©

The Library

In a library, there are corners or areas that people frequent less. May be people are afraid to walk alone to dark or ill-lit corners or they don’t want to explore less comfortable territories. These less explored corners are not empty anyway; there will be books stacked in these areas, books untouched, tight against each other, as if they are children looking for some warmth. There may not be lights or glass windows letting in filtered natural light. You might see an empty chair.  Somebody must have sat on it and read a book.  There may be a table close to a window with books scattered on top of it.  Did the same lonely person use the table and the chair regularly?

If there is a window, you can stand near that window, hold a book, and look outside  – at a road busy with people and vehicles, or at the library backyard full of shrubs, or unkempt sheds made of sheets, or aluminum plates, or empty bottles. Sometimes, the windows may be dirty, dust-laden, and rusted. You might also see a few dogs sniffing the plates or leaves containing food leftovers, or just sleeping. There may be birds clinging to branches ready to fly down if the dogs lose interest.You might also see something stirring inside dry leaves. You see it only once.

You might see the evening sun depending upon which window you stand. You turn your head to see whether the sunlight caresses the books on the shelves. As you turn your head back, your gaze falls on the golden letters of a spine cover. Nobody seems to have taken or lifted that book from the shelf for a long time. May be that is the book you wanted to read. Looking at the spine cover, you know that it is an old book. But the golden letters look fresh and inviting. It is never a ploy.

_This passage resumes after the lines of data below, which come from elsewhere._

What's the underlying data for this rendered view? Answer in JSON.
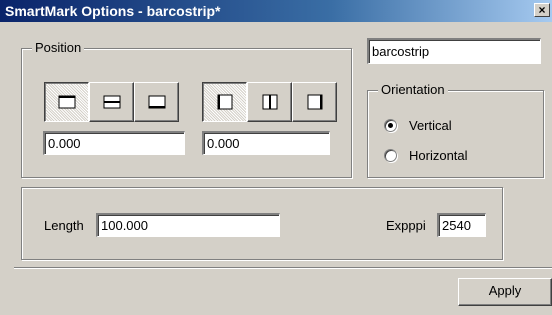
{
  "window": {
    "title": "SmartMark Options - barcostrip*",
    "close_glyph": "×"
  },
  "position": {
    "legend": "Position",
    "vertical_align_value": "0.000",
    "horizontal_align_value": "0.000",
    "vertical_align_buttons": [
      {
        "icon": "align-top-icon",
        "selected": true
      },
      {
        "icon": "align-middle-icon",
        "selected": false
      },
      {
        "icon": "align-bottom-icon",
        "selected": false
      }
    ],
    "horizontal_align_buttons": [
      {
        "icon": "align-left-icon",
        "selected": true
      },
      {
        "icon": "align-center-icon",
        "selected": false
      },
      {
        "icon": "align-right-icon",
        "selected": false
      }
    ]
  },
  "name_field": {
    "value": "barcostrip"
  },
  "orientation": {
    "legend": "Orientation",
    "options": [
      {
        "label": "Vertical",
        "selected": true
      },
      {
        "label": "Horizontal",
        "selected": false
      }
    ]
  },
  "params": {
    "length_label": "Length",
    "length_value": "100.000",
    "expppi_label": "Expppi",
    "expppi_value": "2540"
  },
  "footer": {
    "apply_label": "Apply"
  }
}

You hear a sound, someone stepping closer but hidden from your view.  Or a reptile inching closer to bite or to feel the warmth of your body.  Slowly, the moisture of the corner and the books get into your head.  You step back and see whether you are late. You still want to remain there. You know that if you hide somewhere nobody will notice it.  If that is the case, you have the entire floor at your disposal for the entire night. You can then sing and dance like a madman throughout the dark floor of the library. You have hundreds of books, old and new, ancient and reprints, books with missing pages and torn pages, books with that refreshing smell. What will you read? If you decide to read only the first page, how many will you read without sleeping that night?

You decide to leave and go back. You know that the books also would love privacy. When the library is closed and all lights are switched off, the letters may start speaking.  The words may arrange themselves in paragraphs.  Who knows? They cannot remain silent forever confined to dusty and unclean shelves. You look back and feel the hushed tones from the end of the room.  Someone might have risen from those books and may be following you. Someone who likes you and want to see that you leave the floor safe. The books may be saying that you will be back before it is too late.

©

 

The Window

There were trees outside that window up in the room. A window from where morning sunlight wafted in mingled with layers of smoke. Was it smoke or was it just an effect? I am not sure. It had the same physical state as the light that flickered from the cinema projector when I looked back. A whitish-yellow cone from where white particles stirred in a pattern. Atomic effect. Nowadays, I remember watching that light while I was listening to the four-band radio. The brain cells that recorded it displays that scene more often now.

©